This article is written as part of our Accessible Web Content series.

What is accessibility testing?

For an introduction to accessibility, we recommend reading up on the basics and any other topics related to your web project. Very simply, by the W3C, “Web accessibility means that websites, tools, and technologies are designed and developed so that people with disabilities can use them.”

What do we test for?

Each web project will be different and require unique solutions. There are three accessibility levels: Level A, Level AA and Level AAA. Generally, we conform to AA guidelines, We find AA is the most realistic and beneficial of levels, providing the most accessibility and allowing for creative website layouts and features. Some projects will be better suited for A, while other projects are better suited AAA,depending on budget and website type. A decision will be made with you at the beginning of our work together.

To make sure we hit all the marks, we start with the AA quick reference list defined by the W3C Web Accessibility Initiative. This list will be updated when standards need to be changed, and we will adapt our protocol to change with the standards.

How do we do it?

At Manoverboard, we start thinking about accessibility from the beginning. Content needs to be structured thoughtfully and with appropriate audiences kept in mind. Typefaces need to have the appropriate contrast in design so that users can easily read copy. Graphics and colours will be considered during design.

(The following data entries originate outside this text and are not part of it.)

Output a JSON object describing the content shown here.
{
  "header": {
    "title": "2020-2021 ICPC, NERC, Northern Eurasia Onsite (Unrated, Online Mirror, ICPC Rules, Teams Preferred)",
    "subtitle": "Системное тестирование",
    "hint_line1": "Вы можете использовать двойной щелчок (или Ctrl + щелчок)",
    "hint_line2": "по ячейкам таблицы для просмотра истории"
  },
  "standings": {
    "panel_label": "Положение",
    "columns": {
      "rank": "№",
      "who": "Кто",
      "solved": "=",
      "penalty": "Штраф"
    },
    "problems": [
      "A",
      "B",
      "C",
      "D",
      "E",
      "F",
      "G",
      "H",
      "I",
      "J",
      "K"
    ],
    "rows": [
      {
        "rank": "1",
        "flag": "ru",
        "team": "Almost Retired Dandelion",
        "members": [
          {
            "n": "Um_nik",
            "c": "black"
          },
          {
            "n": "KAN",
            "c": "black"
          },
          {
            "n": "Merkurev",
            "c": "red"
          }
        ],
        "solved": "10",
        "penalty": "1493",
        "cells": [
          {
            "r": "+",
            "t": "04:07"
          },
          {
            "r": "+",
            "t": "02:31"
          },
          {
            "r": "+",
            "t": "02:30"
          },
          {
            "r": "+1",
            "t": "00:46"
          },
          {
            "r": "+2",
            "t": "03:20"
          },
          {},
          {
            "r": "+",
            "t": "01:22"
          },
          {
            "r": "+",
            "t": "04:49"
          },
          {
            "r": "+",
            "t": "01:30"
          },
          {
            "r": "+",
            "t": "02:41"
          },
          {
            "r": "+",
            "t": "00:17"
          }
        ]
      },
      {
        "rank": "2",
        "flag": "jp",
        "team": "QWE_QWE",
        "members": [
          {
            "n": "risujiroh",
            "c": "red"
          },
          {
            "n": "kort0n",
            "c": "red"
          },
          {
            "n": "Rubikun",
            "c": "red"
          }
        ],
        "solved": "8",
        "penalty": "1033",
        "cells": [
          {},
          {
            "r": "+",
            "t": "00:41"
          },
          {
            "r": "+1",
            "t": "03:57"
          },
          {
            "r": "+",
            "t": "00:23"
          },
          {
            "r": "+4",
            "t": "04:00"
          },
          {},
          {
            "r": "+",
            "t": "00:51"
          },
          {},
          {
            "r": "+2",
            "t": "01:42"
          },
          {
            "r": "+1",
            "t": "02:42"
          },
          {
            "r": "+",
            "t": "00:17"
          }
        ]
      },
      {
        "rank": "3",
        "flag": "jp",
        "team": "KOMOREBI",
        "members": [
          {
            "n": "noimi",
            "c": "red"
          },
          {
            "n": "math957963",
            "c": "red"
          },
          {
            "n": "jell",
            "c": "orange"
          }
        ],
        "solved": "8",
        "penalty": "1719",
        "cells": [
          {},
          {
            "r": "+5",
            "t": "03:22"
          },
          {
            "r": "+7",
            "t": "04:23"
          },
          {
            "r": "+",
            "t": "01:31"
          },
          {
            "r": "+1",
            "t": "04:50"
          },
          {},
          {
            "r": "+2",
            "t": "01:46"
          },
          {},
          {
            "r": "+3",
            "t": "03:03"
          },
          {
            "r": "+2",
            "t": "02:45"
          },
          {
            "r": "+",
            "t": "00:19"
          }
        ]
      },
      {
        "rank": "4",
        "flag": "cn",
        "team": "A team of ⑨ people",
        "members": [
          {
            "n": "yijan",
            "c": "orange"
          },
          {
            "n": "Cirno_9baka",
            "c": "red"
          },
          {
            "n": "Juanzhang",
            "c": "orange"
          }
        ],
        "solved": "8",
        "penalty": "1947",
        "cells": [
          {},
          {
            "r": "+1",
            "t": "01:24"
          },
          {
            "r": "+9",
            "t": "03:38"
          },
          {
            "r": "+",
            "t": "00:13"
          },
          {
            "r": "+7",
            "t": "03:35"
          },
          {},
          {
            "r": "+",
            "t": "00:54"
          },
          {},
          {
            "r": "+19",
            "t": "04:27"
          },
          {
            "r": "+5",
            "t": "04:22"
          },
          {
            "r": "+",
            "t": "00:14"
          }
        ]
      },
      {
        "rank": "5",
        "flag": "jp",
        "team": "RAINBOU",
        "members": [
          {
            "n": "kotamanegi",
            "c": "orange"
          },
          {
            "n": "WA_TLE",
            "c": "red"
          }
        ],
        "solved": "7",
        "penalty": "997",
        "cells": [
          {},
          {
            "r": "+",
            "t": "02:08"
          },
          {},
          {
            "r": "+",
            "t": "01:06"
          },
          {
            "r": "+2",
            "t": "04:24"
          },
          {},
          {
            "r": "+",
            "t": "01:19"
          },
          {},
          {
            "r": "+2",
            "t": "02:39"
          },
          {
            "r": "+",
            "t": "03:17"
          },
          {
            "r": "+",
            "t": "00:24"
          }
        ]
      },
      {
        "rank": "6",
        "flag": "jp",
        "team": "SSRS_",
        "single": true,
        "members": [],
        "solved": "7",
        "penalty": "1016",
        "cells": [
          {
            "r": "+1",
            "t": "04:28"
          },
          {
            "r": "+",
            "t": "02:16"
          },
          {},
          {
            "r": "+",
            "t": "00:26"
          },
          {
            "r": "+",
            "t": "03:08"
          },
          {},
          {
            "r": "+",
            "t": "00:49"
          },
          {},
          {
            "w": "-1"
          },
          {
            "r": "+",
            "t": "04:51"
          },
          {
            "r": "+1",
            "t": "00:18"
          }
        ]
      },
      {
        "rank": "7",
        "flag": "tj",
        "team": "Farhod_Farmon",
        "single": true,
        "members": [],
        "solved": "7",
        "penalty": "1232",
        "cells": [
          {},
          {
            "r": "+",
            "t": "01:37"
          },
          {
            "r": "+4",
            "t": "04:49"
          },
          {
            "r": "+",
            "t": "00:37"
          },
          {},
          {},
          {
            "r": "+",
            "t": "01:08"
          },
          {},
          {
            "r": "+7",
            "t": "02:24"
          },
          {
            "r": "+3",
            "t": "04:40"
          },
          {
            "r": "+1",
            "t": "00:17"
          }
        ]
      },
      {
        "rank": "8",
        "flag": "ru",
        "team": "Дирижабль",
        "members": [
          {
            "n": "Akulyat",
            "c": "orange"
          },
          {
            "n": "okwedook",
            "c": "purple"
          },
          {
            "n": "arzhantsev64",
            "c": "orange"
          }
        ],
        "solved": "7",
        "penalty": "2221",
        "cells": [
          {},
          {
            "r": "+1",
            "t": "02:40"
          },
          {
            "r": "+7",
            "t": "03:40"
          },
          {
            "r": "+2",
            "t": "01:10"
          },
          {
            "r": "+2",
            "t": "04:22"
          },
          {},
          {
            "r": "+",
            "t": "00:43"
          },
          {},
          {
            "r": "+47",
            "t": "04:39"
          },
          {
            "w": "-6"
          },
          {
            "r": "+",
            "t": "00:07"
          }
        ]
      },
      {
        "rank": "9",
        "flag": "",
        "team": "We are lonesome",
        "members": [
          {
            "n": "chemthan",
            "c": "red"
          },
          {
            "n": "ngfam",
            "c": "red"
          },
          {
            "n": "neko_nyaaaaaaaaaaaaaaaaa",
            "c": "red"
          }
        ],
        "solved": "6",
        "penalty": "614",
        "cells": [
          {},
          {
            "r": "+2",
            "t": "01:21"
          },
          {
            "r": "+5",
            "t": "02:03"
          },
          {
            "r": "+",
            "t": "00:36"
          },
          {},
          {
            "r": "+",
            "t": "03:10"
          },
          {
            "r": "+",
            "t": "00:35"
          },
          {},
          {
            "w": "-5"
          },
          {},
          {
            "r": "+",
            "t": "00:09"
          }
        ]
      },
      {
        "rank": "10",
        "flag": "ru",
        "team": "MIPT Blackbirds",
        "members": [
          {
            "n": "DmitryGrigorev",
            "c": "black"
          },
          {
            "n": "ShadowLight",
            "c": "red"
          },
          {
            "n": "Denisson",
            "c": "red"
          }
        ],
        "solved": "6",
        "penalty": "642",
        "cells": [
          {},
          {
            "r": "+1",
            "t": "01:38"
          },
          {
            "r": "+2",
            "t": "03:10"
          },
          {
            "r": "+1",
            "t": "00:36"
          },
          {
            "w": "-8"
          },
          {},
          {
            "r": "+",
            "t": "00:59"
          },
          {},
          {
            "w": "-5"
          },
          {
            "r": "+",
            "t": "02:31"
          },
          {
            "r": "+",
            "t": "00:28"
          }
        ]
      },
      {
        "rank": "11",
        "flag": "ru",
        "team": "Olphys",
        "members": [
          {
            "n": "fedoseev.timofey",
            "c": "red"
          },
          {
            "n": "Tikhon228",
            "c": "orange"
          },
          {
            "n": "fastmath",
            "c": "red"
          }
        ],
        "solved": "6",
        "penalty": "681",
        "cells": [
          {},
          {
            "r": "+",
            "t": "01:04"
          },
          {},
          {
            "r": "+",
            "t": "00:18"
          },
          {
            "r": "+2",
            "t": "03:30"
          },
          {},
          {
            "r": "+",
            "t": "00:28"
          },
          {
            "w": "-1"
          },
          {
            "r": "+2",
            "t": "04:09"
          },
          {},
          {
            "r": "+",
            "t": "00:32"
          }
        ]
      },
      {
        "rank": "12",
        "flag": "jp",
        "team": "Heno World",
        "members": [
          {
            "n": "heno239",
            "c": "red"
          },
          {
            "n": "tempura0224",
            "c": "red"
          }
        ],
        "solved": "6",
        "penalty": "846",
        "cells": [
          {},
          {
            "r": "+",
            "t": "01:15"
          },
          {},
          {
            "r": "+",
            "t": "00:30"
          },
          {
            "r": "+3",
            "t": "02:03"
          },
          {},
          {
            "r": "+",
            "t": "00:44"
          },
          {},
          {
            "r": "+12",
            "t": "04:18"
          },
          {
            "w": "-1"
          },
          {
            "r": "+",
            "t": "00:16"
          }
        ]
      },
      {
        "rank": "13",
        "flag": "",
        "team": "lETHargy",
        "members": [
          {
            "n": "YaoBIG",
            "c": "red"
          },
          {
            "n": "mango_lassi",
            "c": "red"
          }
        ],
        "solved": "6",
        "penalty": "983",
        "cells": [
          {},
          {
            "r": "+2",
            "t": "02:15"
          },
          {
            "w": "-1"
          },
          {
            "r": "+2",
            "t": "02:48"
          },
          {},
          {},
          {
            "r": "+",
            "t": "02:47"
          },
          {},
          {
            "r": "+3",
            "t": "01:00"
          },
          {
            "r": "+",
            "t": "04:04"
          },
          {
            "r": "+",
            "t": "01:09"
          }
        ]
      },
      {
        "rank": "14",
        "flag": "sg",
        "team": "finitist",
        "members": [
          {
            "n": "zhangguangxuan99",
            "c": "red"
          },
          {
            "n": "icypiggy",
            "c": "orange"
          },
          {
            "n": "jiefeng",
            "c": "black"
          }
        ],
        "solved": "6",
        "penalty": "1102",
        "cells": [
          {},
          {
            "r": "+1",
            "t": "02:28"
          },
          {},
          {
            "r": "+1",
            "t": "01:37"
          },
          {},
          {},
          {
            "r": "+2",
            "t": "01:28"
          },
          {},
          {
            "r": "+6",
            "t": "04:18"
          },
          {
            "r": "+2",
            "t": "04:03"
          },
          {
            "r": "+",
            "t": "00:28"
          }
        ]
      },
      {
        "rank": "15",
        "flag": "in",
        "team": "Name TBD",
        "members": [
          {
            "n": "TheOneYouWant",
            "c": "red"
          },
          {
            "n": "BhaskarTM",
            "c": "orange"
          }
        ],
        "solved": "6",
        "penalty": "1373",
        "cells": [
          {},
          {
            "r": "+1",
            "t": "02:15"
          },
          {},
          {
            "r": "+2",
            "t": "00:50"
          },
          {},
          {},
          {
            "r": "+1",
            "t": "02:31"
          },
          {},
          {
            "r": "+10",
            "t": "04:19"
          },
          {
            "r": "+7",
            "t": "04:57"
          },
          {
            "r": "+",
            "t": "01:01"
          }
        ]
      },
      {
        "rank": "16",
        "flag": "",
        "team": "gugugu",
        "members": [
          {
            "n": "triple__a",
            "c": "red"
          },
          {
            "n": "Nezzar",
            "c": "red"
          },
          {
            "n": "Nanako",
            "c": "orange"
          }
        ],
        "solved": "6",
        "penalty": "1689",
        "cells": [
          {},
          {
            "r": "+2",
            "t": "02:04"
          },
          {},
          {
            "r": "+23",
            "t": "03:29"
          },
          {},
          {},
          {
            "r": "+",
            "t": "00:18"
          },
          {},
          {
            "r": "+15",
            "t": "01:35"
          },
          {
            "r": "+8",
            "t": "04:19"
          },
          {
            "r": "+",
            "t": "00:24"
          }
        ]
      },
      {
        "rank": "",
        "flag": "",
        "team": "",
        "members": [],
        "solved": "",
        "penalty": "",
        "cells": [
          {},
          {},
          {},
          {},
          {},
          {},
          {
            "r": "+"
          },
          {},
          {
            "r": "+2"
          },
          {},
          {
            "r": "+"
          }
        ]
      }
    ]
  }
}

Sites will be coded semantically to ensure that screen readers (which is software that reads website content to people with vision loss) can easily read and navigate a site. 

After the main development phases have been completed, we audit the site to pinpoint accessibility issues. We use a mix of automated tools, and our own expertise to manually assess each site. If any issues arise, we apply custom solutions or other tested methods to ensure proper accessibility.